■ What the task asks
Every entry must come back exactly as it was given.

[Source records]

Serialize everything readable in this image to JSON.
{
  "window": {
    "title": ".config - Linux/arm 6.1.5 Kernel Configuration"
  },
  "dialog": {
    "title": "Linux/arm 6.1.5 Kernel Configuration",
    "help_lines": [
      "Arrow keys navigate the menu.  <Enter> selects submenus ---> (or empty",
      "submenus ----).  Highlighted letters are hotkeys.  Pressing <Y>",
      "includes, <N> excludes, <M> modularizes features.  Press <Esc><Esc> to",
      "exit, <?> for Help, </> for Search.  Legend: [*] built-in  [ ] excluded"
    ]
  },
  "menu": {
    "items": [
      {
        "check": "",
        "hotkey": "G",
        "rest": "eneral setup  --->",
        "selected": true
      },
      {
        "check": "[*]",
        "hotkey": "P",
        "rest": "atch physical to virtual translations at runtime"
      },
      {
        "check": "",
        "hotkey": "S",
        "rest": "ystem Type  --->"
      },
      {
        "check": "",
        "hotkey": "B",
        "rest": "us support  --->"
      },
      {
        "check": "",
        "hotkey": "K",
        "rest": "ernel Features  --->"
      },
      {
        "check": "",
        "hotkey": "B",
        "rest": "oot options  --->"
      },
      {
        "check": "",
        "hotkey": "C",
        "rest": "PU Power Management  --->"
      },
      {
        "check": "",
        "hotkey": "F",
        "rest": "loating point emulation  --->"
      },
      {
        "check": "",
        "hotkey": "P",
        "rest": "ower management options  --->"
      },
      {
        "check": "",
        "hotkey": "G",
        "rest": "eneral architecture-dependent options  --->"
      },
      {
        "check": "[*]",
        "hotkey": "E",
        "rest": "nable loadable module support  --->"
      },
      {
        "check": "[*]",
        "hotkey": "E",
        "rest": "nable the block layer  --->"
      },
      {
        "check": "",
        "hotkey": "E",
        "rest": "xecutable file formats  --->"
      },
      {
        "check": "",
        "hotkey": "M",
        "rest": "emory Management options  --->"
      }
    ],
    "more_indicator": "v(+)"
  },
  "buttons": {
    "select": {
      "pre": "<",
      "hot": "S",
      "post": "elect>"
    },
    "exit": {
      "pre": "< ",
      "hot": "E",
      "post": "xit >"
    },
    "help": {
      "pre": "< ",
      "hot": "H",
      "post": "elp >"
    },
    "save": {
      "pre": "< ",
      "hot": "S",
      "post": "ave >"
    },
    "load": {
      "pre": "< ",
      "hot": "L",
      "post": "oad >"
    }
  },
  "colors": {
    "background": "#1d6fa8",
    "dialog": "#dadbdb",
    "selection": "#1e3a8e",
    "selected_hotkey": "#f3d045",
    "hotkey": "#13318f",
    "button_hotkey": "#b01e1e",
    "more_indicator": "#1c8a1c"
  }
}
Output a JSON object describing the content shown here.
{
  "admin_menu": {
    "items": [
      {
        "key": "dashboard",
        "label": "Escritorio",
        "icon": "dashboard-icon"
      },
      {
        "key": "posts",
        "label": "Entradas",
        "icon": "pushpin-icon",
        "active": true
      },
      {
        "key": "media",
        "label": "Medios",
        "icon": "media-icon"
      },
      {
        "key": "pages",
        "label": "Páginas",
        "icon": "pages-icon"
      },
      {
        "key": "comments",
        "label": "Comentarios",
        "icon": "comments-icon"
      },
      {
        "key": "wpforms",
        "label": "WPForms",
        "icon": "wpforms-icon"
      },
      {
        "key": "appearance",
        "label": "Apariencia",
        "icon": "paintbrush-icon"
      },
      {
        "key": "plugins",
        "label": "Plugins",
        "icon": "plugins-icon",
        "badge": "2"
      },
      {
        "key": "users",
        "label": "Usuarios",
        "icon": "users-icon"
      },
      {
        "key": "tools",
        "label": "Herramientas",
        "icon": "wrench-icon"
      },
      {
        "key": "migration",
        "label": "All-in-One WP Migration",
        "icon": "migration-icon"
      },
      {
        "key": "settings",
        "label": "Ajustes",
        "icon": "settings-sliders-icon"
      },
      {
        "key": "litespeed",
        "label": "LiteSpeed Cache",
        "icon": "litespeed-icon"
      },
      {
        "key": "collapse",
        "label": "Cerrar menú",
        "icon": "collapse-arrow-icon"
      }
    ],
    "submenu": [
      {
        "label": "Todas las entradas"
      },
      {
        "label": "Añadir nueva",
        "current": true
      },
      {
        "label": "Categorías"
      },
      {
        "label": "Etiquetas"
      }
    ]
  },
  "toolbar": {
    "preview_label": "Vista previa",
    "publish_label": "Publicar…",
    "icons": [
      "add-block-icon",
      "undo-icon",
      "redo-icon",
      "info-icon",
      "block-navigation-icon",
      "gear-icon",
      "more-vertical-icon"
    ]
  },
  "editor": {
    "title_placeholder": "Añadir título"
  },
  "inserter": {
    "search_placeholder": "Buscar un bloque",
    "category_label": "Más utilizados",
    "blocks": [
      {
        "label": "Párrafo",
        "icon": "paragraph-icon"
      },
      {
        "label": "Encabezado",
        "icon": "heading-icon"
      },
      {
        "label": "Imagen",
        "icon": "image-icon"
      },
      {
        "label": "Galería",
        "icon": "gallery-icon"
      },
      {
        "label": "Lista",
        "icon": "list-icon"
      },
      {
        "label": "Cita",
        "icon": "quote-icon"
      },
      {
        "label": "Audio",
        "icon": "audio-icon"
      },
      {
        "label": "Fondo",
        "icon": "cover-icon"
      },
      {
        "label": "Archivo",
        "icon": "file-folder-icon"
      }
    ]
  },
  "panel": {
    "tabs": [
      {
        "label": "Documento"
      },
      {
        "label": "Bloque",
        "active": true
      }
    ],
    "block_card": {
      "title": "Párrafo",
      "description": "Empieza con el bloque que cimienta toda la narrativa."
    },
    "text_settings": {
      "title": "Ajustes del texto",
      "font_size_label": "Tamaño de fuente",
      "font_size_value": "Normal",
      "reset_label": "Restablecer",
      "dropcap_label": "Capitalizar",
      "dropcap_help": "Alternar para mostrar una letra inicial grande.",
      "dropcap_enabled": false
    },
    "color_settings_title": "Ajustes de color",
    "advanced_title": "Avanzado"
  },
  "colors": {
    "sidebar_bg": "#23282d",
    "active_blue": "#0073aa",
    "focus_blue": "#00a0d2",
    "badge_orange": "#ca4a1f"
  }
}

■ Problem solution
Serialize everything readable in this image to JSON.
{
  "window": {
    "title": ".config - Linux/arm 6.1.5 Kernel Configuration"
  },
  "dialog": {
    "title": "Linux/arm 6.1.5 Kernel Configuration",
    "help_lines": [
      "Arrow keys navigate the menu.  <Enter> selects submenus ---> (or empty",
      "submenus ----).  Highlighted letters are hotkeys.  Pressing <Y>",
      "includes, <N> excludes, <M> modularizes features.  Press <Esc><Esc> to",
      "exit, <?> for Help, </> for Search.  Legend: [*] built-in  [ ] excluded"
    ]
  },
  "menu": {
    "items": [
      {
        "check": "",
        "hotkey": "G",
        "rest": "eneral setup  --->",
        "selected": true
      },
      {
        "check": "[*]",
        "hotkey": "P",
        "rest": "atch physical to virtual translations at runtime"
      },
      {
        "check": "",
        "hotkey": "S",
        "rest": "ystem Type  --->"
      },
      {
        "check": "",
        "hotkey": "B",
        "rest": "us support  --->"
      },
      {
        "check": "",
        "hotkey": "K",
        "rest": "ernel Features  --->"
      },
      {
        "check": "",
        "hotkey": "B",
        "rest": "oot options  --->"
      },
      {
        "check": "",
        "hotkey": "C",
        "rest": "PU Power Management  --->"
      },
      {
        "check": "",
        "hotkey": "F",
        "rest": "loating point emulation  --->"
      },
      {
        "check": "",
        "hotkey": "P",
        "rest": "ower management options  --->"
      },
      {
        "check": "",
        "hotkey": "G",
        "rest": "eneral architecture-dependent options  --->"
      },
      {
        "check": "[*]",
        "hotkey": "E",
        "rest": "nable loadable module support  --->"
      },
      {
        "check": "[*]",
        "hotkey": "E",
        "rest": "nable the block layer  --->"
      },
      {
        "check": "",
        "hotkey": "E",
        "rest": "xecutable file formats  --->"
      },
      {
        "check": "",
        "hotkey": "M",
        "rest": "emory Management options  --->"
      }
    ],
    "more_indicator": "v(+)"
  },
  "buttons": {
    "select": {
      "pre": "<",
      "hot": "S",
      "post": "elect>"
    },
    "exit": {
      "pre": "< ",
      "hot": "E",
      "post": "xit >"
    },
    "help": {
      "pre": "< ",
      "hot": "H",
      "post": "elp >"
    },
    "save": {
      "pre": "< ",
      "hot": "S",
      "post": "ave >"
    },
    "load": {
      "pre": "< ",
      "hot": "L",
      "post": "oad >"
    }
  },
  "colors": {
    "background": "#1d6fa8",
    "dialog": "#dadbdb",
    "selection": "#1e3a8e",
    "selected_hotkey": "#f3d045",
    "hotkey": "#13318f",
    "button_hotkey": "#b01e1e",
    "more_indicator": "#1c8a1c"
  }
}
Output a JSON object describing the content shown here.
{
  "admin_menu": {
    "items": [
      {
        "key": "dashboard",
        "label": "Escritorio",
        "icon": "dashboard-icon"
      },
      {
        "key": "posts",
        "label": "Entradas",
        "icon": "pushpin-icon",
        "active": true
      },
      {
        "key": "media",
        "label": "Medios",
        "icon": "media-icon"
      },
      {
        "key": "pages",
        "label": "Páginas",
        "icon": "pages-icon"
      },
      {
        "key": "comments",
        "label": "Comentarios",
        "icon": "comments-icon"
      },
      {
        "key": "wpforms",
        "label": "WPForms",
        "icon": "wpforms-icon"
      },
      {
        "key": "appearance",
        "label": "Apariencia",
        "icon": "paintbrush-icon"
      },
      {
        "key": "plugins",
        "label": "Plugins",
        "icon": "plugins-icon",
        "badge": "2"
      },
      {
        "key": "users",
        "label": "Usuarios",
        "icon": "users-icon"
      },
      {
        "key": "tools",
        "label": "Herramientas",
        "icon": "wrench-icon"
      },
      {
        "key": "migration",
        "label": "All-in-One WP Migration",
        "icon": "migration-icon"
      },
      {
        "key": "settings",
        "label": "Ajustes",
        "icon": "settings-sliders-icon"
      },
      {
        "key": "litespeed",
        "label": "LiteSpeed Cache",
        "icon": "litespeed-icon"
      },
      {
        "key": "collapse",
        "label": "Cerrar menú",
        "icon": "collapse-arrow-icon"
      }
    ],
    "submenu": [
      {
        "label": "Todas las entradas"
      },
      {
        "label": "Añadir nueva",
        "current": true
      },
      {
        "label": "Categorías"
      },
      {
        "label": "Etiquetas"
      }
    ]
  },
  "toolbar": {
    "preview_label": "Vista previa",
    "publish_label": "Publicar…",
    "icons": [
      "add-block-icon",
      "undo-icon",
      "redo-icon",
      "info-icon",
      "block-navigation-icon",
      "gear-icon",
      "more-vertical-icon"
    ]
  },
  "editor": {
    "title_placeholder": "Añadir título"
  },
  "inserter": {
    "search_placeholder": "Buscar un bloque",
    "category_label": "Más utilizados",
    "blocks": [
      {
        "label": "Párrafo",
        "icon": "paragraph-icon"
      },
      {
        "label": "Encabezado",
        "icon": "heading-icon"
      },
      {
        "label": "Imagen",
        "icon": "image-icon"
      },
      {
        "label": "Galería",
        "icon": "gallery-icon"
      },
      {
        "label": "Lista",
        "icon": "list-icon"
      },
      {
        "label": "Cita",
        "icon": "quote-icon"
      },
      {
        "label": "Audio",
        "icon": "audio-icon"
      },
      {
        "label": "Fondo",
        "icon": "cover-icon"
      },
      {
        "label": "Archivo",
        "icon": "file-folder-icon"
      }
    ]
  },
  "panel": {
    "tabs": [
      {
        "label": "Documento"
      },
      {
        "label": "Bloque",
        "active": true
      }
    ],
    "block_card": {
      "title": "Párrafo",
      "description": "Empieza con el bloque que cimienta toda la narrativa."
    },
    "text_settings": {
      "title": "Ajustes del texto",
      "font_size_label": "Tamaño de fuente",
      "font_size_value": "Normal",
      "reset_label": "Restablecer",
      "dropcap_label": "Capitalizar",
      "dropcap_help": "Alternar para mostrar una letra inicial grande.",
      "dropcap_enabled": false
    },
    "color_settings_title": "Ajustes de color",
    "advanced_title": "Avanzado"
  },
  "colors": {
    "sidebar_bg": "#23282d",
    "active_blue": "#0073aa",
    "focus_blue": "#00a0d2",
    "badge_orange": "#ca4a1f"
  }
}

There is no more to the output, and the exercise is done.